WHAT TO PRODUCE:
Count every line in the records below that contains the string "beam". Report that number alone.

GIVEN DATA:

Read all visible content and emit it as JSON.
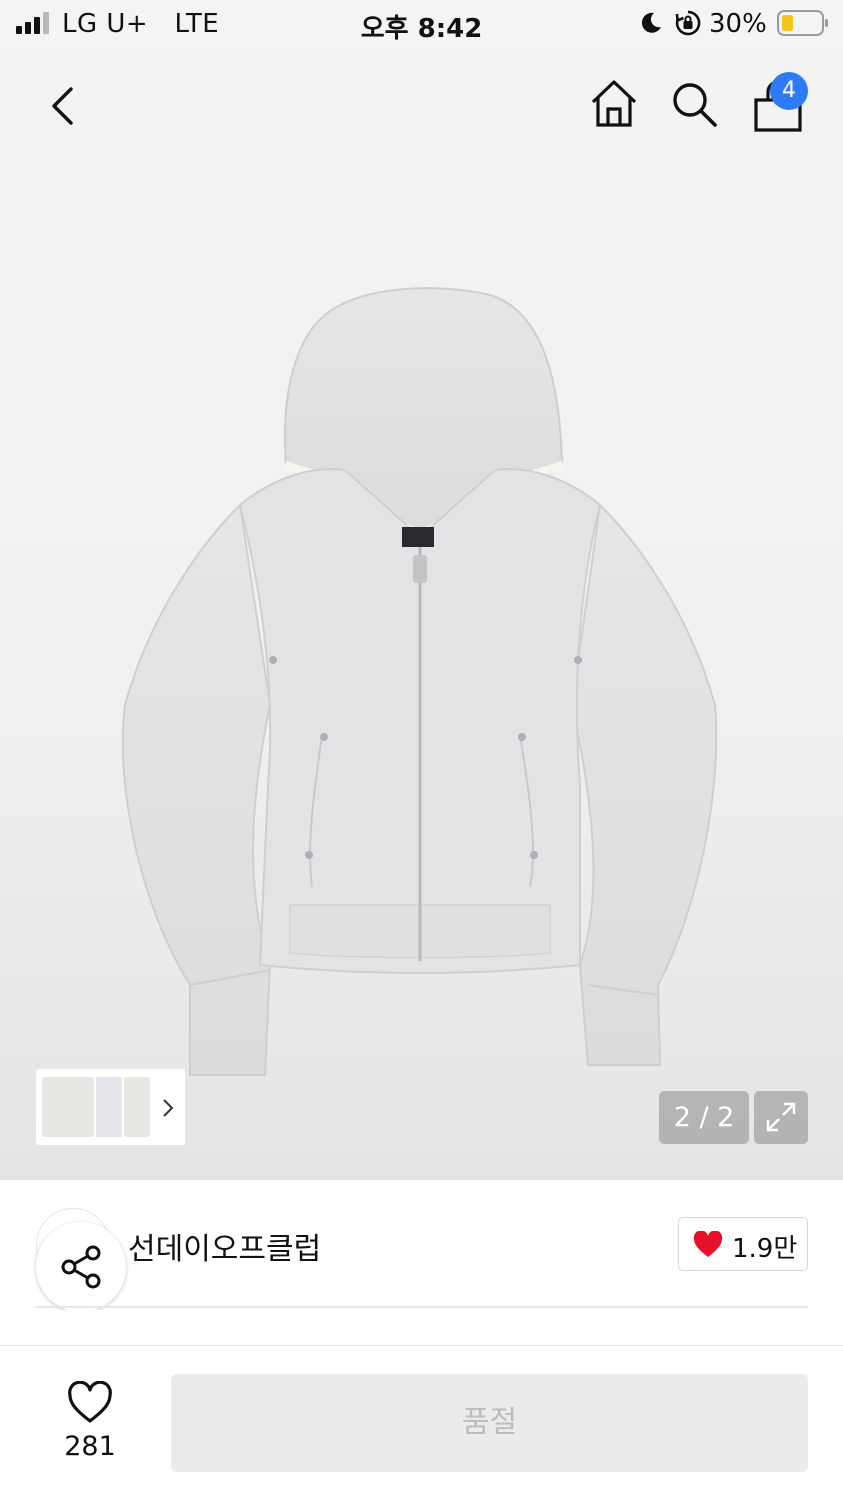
{
  "status_bar": {
    "carrier": "LG U+",
    "network": "LTE",
    "time": "오후 8:42",
    "battery_percent": "30%"
  },
  "top_nav": {
    "back_icon": "chevron-left-icon",
    "home_icon": "home-icon",
    "search_icon": "search-icon",
    "bag_icon": "shopping-bag-icon",
    "cart_count": "4",
    "badge_color": "#2f7bf5"
  },
  "gallery": {
    "counter": "2 / 2",
    "thumbnail_count": 3,
    "expand_icon": "expand-icon",
    "image": "light-gray zip-up hoodie"
  },
  "brand": {
    "name": "선데이오프클럽",
    "likes": "1.9만",
    "like_icon_color": "#e8102a",
    "share_icon": "share-icon"
  },
  "bottom_bar": {
    "wish_count": "281",
    "wish_icon": "heart-outline-icon",
    "cta_label": "품절"
  }
}
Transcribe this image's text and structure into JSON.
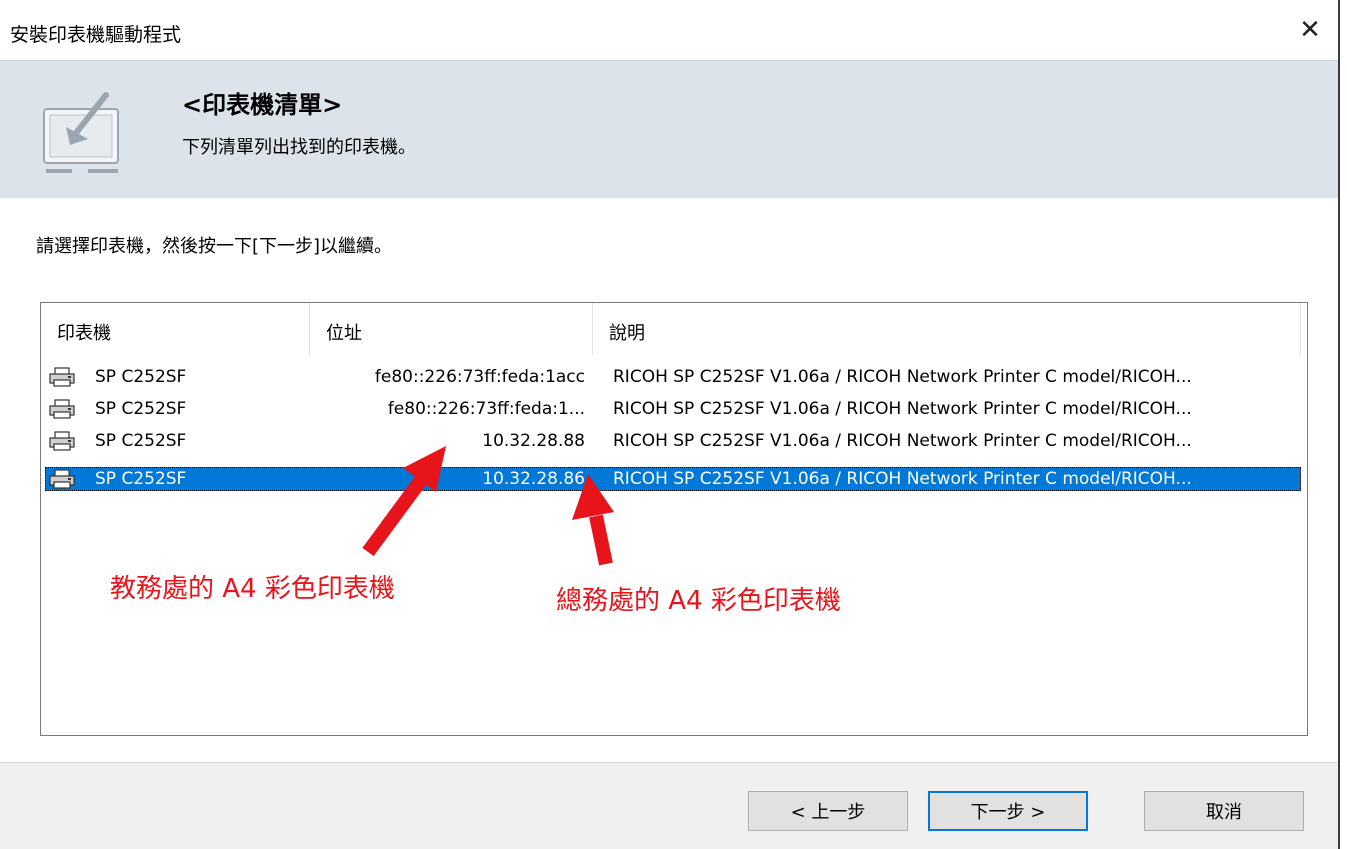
{
  "window": {
    "title": "安裝印表機驅動程式",
    "close_glyph": "✕"
  },
  "banner": {
    "heading": "<印表機清單>",
    "subheading": "下列清單列出找到的印表機。",
    "icon": "install-wizard-icon"
  },
  "instruction": "請選擇印表機，然後按一下[下一步]以繼續。",
  "list": {
    "columns": [
      "印表機",
      "位址",
      "說明"
    ],
    "rows": [
      {
        "name": "SP C252SF",
        "address": "fe80::226:73ff:feda:1acc",
        "description": "RICOH SP C252SF V1.06a / RICOH Network Printer C model/RICOH...",
        "selected": false
      },
      {
        "name": "SP C252SF",
        "address": "fe80::226:73ff:feda:1...",
        "description": "RICOH SP C252SF V1.06a / RICOH Network Printer C model/RICOH...",
        "selected": false
      },
      {
        "name": "SP C252SF",
        "address": "10.32.28.88",
        "description": "RICOH SP C252SF V1.06a / RICOH Network Printer C model/RICOH...",
        "selected": false
      },
      {
        "name": "SP C252SF",
        "address": "10.32.28.86",
        "description": "RICOH SP C252SF V1.06a / RICOH Network Printer C model/RICOH...",
        "selected": true
      }
    ],
    "row_icon": "printer-icon",
    "selection_color": "#0078d7"
  },
  "annotations": {
    "left": "教務處的 A4 彩色印表機",
    "right": "總務處的 A4 彩色印表機",
    "color": "#e8141b"
  },
  "buttons": {
    "back": "< 上一步",
    "next": "下一步 >",
    "cancel": "取消"
  }
}
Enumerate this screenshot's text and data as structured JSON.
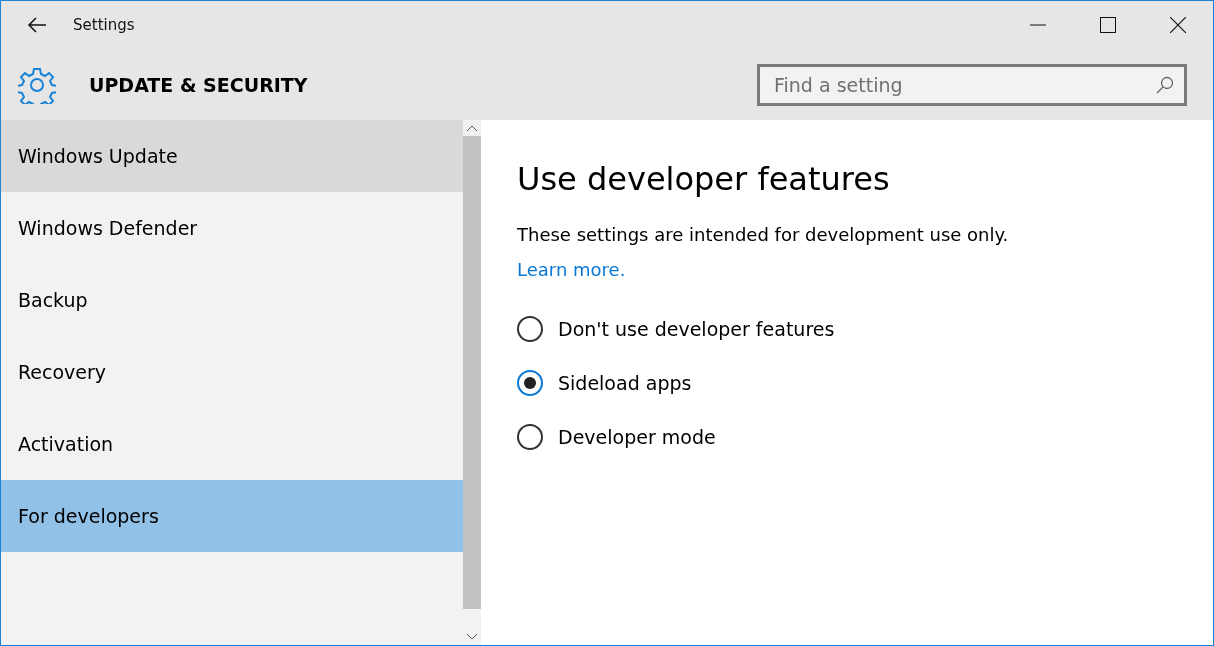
{
  "window": {
    "title": "Settings"
  },
  "header": {
    "title": "UPDATE & SECURITY"
  },
  "search": {
    "placeholder": "Find a setting"
  },
  "sidebar": {
    "items": [
      {
        "label": "Windows Update",
        "selected": false,
        "hovered": true
      },
      {
        "label": "Windows Defender",
        "selected": false,
        "hovered": false
      },
      {
        "label": "Backup",
        "selected": false,
        "hovered": false
      },
      {
        "label": "Recovery",
        "selected": false,
        "hovered": false
      },
      {
        "label": "Activation",
        "selected": false,
        "hovered": false
      },
      {
        "label": "For developers",
        "selected": true,
        "hovered": false
      }
    ]
  },
  "content": {
    "heading": "Use developer features",
    "description": "These settings are intended for development use only.",
    "link": "Learn more.",
    "options": [
      {
        "label": "Don't use developer features",
        "selected": false
      },
      {
        "label": "Sideload apps",
        "selected": true
      },
      {
        "label": "Developer mode",
        "selected": false
      }
    ]
  }
}
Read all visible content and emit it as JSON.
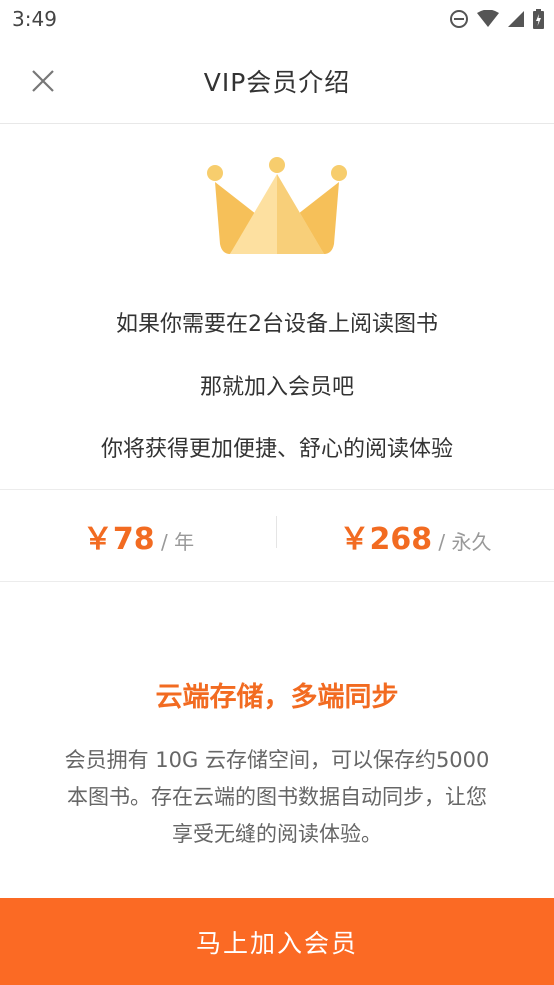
{
  "status_bar": {
    "time": "3:49"
  },
  "header": {
    "title": "VIP会员介绍"
  },
  "hero": {
    "lines": [
      "如果你需要在2台设备上阅读图书",
      "那就加入会员吧",
      "你将获得更加便捷、舒心的阅读体验"
    ]
  },
  "pricing": {
    "options": [
      {
        "price": "￥78",
        "period": " / 年"
      },
      {
        "price": "￥268",
        "period": " / 永久"
      }
    ]
  },
  "feature": {
    "title": "云端存储，多端同步",
    "description": "会员拥有 10G 云存储空间，可以保存约5000本图书。存在云端的图书数据自动同步，让您享受无缝的阅读体验。"
  },
  "cta": {
    "label": "马上加入会员"
  },
  "colors": {
    "accent": "#f26b21",
    "button": "#fb6a24",
    "crown": "#f5c464"
  }
}
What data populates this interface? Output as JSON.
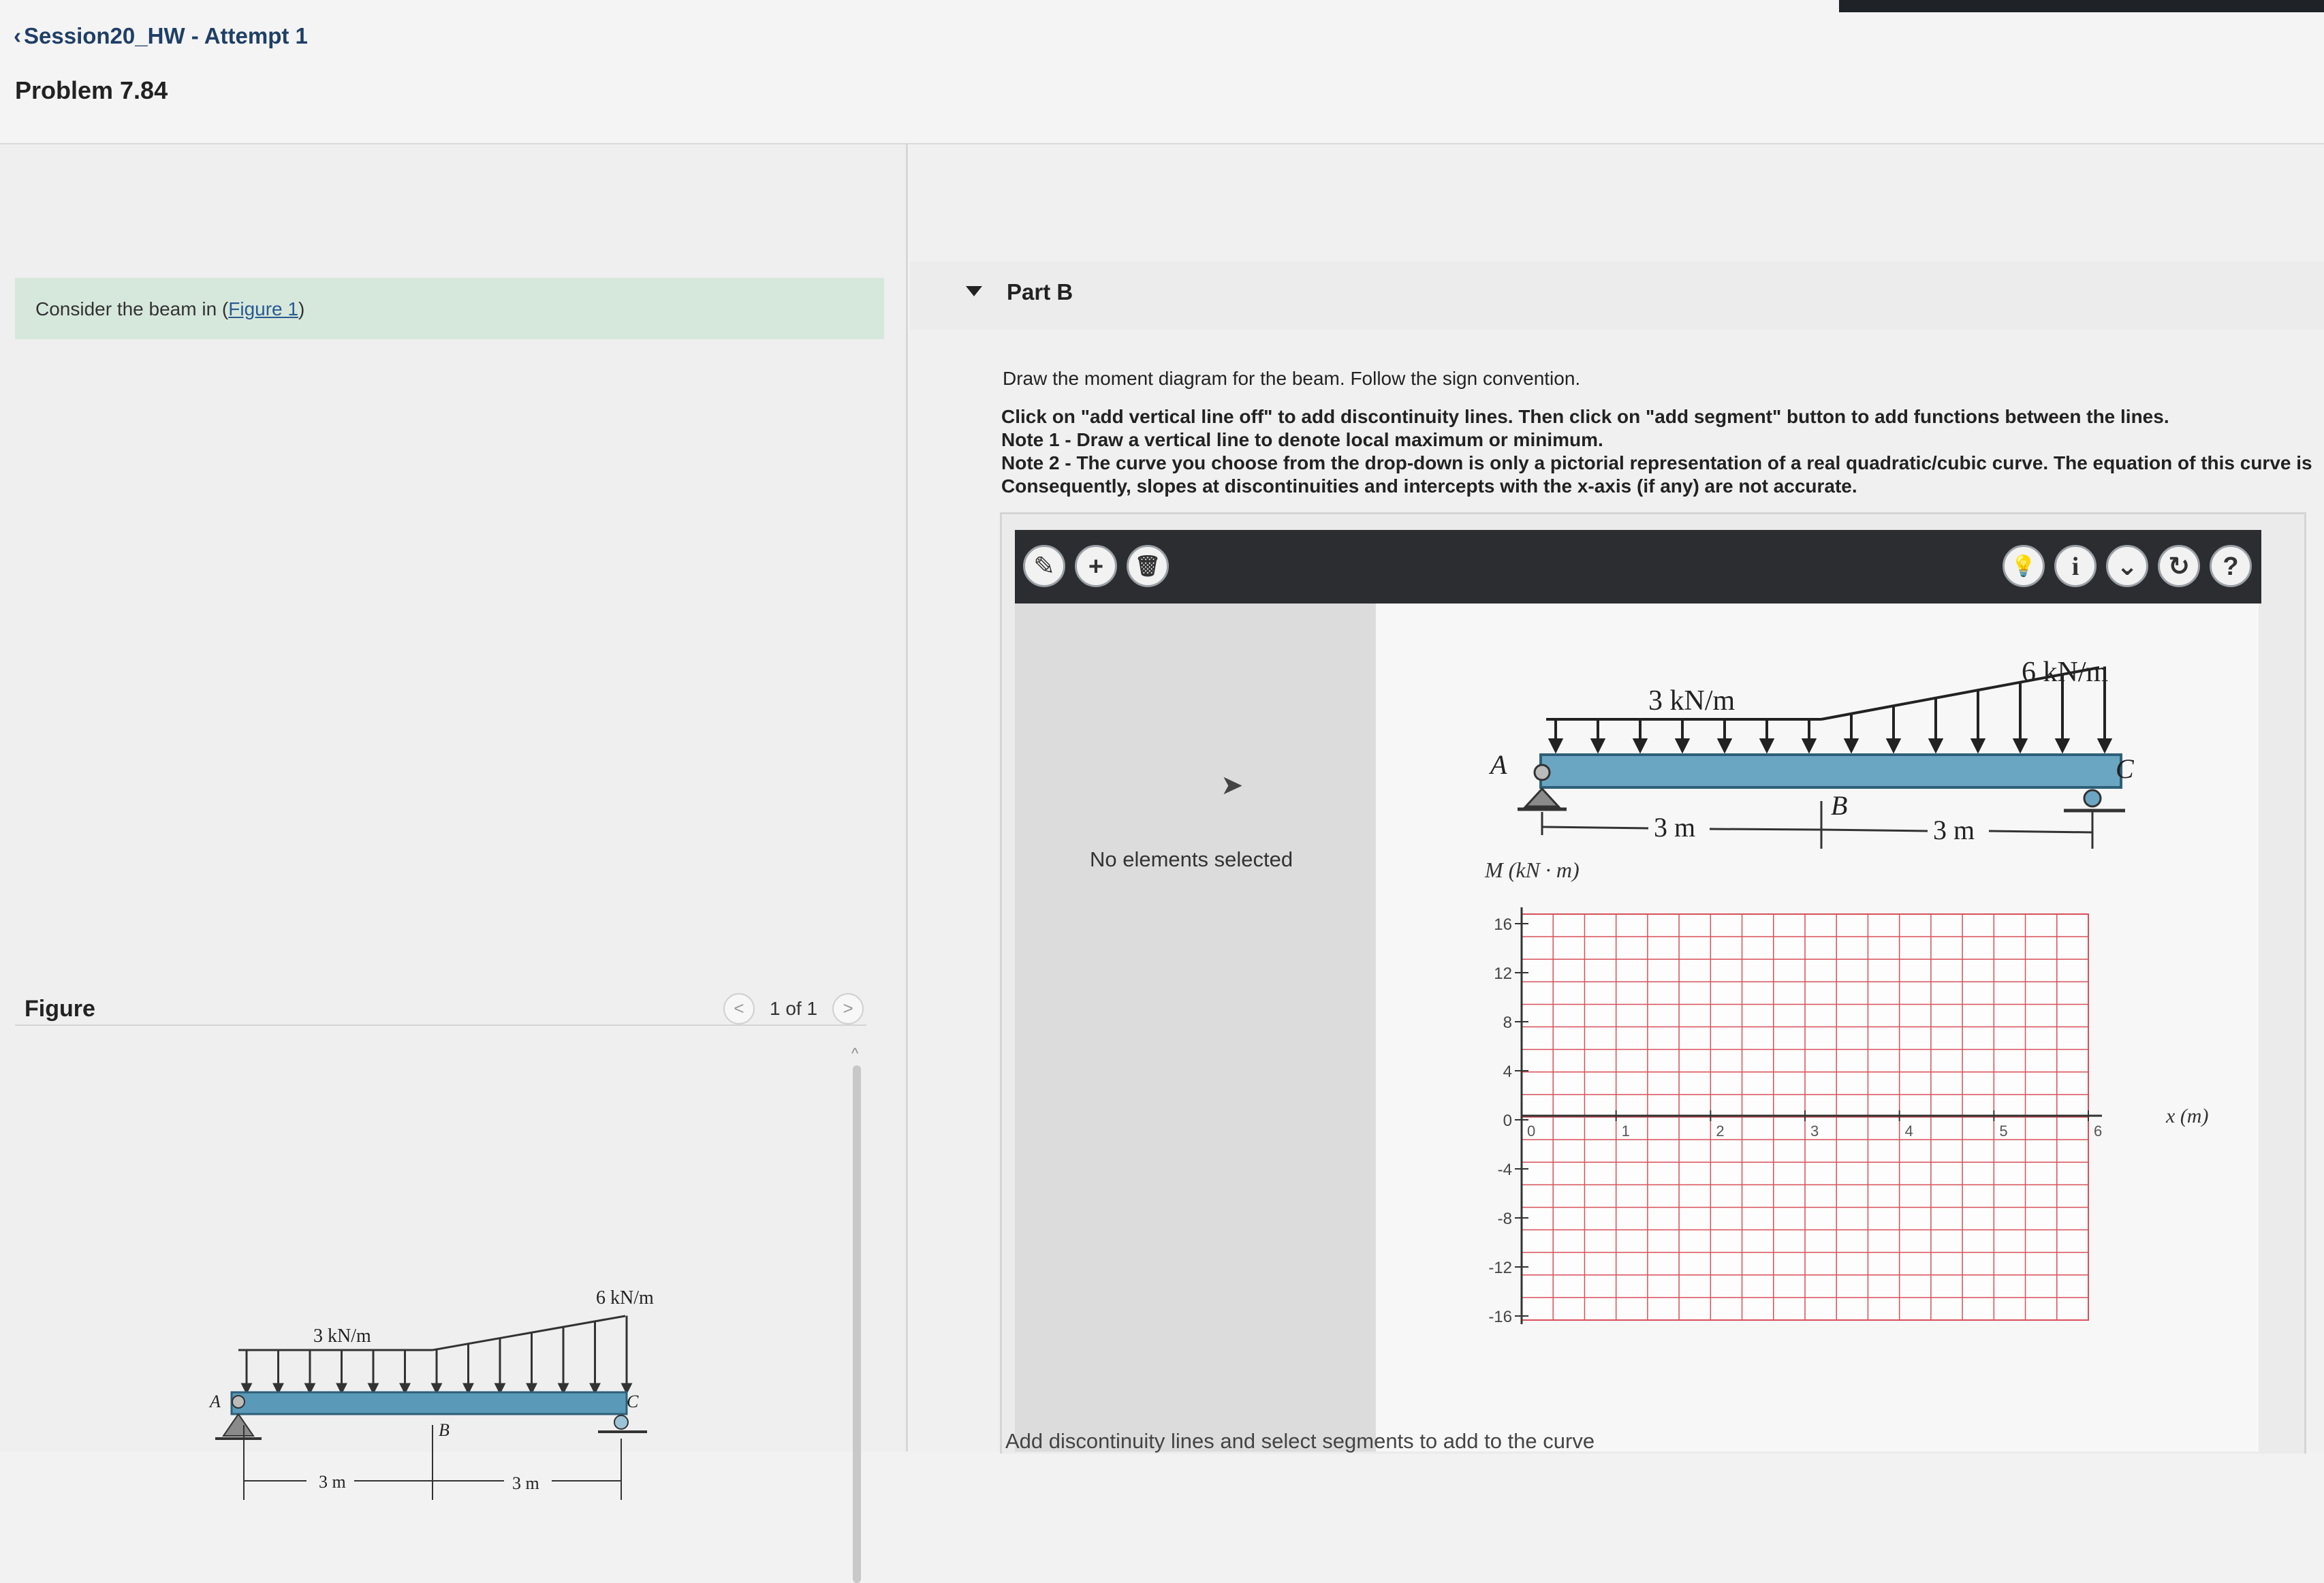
{
  "header": {
    "back_label": "Session20_HW - Attempt 1",
    "problem_title": "Problem 7.84"
  },
  "left": {
    "prompt_prefix": "Consider the beam in (",
    "prompt_link": "Figure 1",
    "prompt_suffix": ")",
    "figure_label": "Figure",
    "pager": {
      "prev": "<",
      "count": "1 of 1",
      "next": ">"
    },
    "figure": {
      "load_left": "3 kN/m",
      "load_right": "6 kN/m",
      "point_a": "A",
      "point_b": "B",
      "point_c": "C",
      "dim_left": "3 m",
      "dim_right": "3 m"
    }
  },
  "part": {
    "title": "Part B",
    "instructions": [
      "Draw the moment diagram for the beam. Follow the sign convention.",
      "Click on \"add vertical line off\" to add discontinuity lines. Then click on \"add segment\" button to add functions between the lines.",
      "Note 1 - Draw a vertical line to denote local maximum or minimum.",
      "Note 2 - The curve you choose from the drop-down is only a pictorial representation of a real quadratic/cubic curve. The equation of this curve is",
      "Consequently, slopes at discontinuities and intercepts with the x-axis (if any) are not accurate."
    ]
  },
  "tool": {
    "left_buttons": [
      {
        "name": "add-vertical-line-button",
        "glyph": "✎"
      },
      {
        "name": "add-segment-button",
        "glyph": "+"
      },
      {
        "name": "delete-button",
        "glyph": "🗑"
      }
    ],
    "right_buttons": [
      {
        "name": "hint-button",
        "glyph": "💡"
      },
      {
        "name": "info-button",
        "glyph": "i"
      },
      {
        "name": "more-button",
        "glyph": "⌄"
      },
      {
        "name": "reset-button",
        "glyph": "↻"
      },
      {
        "name": "help-button",
        "glyph": "?"
      }
    ],
    "no_selection": "No elements selected",
    "bottom_note": "Add discontinuity lines and select segments to add to the curve"
  },
  "diagram": {
    "load_left": "3 kN/m",
    "load_right": "6 kN/m",
    "point_a": "A",
    "point_b": "B",
    "point_c": "C",
    "dim_left": "3 m",
    "dim_right": "3 m",
    "y_axis_label": "M (kN · m)",
    "x_axis_label": "x (m)",
    "y_ticks": [
      "16",
      "12",
      "8",
      "4",
      "0",
      "-4",
      "-8",
      "-12",
      "-16"
    ],
    "x_ticks": [
      "0",
      "1",
      "2",
      "3",
      "4",
      "5",
      "6"
    ]
  },
  "colors": {
    "beam": "#5a9ab8",
    "grid": "#d7505a",
    "toolbar": "#2b2d30",
    "prompt_bg": "#d6e7dc",
    "link": "#2a5a8f"
  }
}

PROBLEM SOLUTION:
3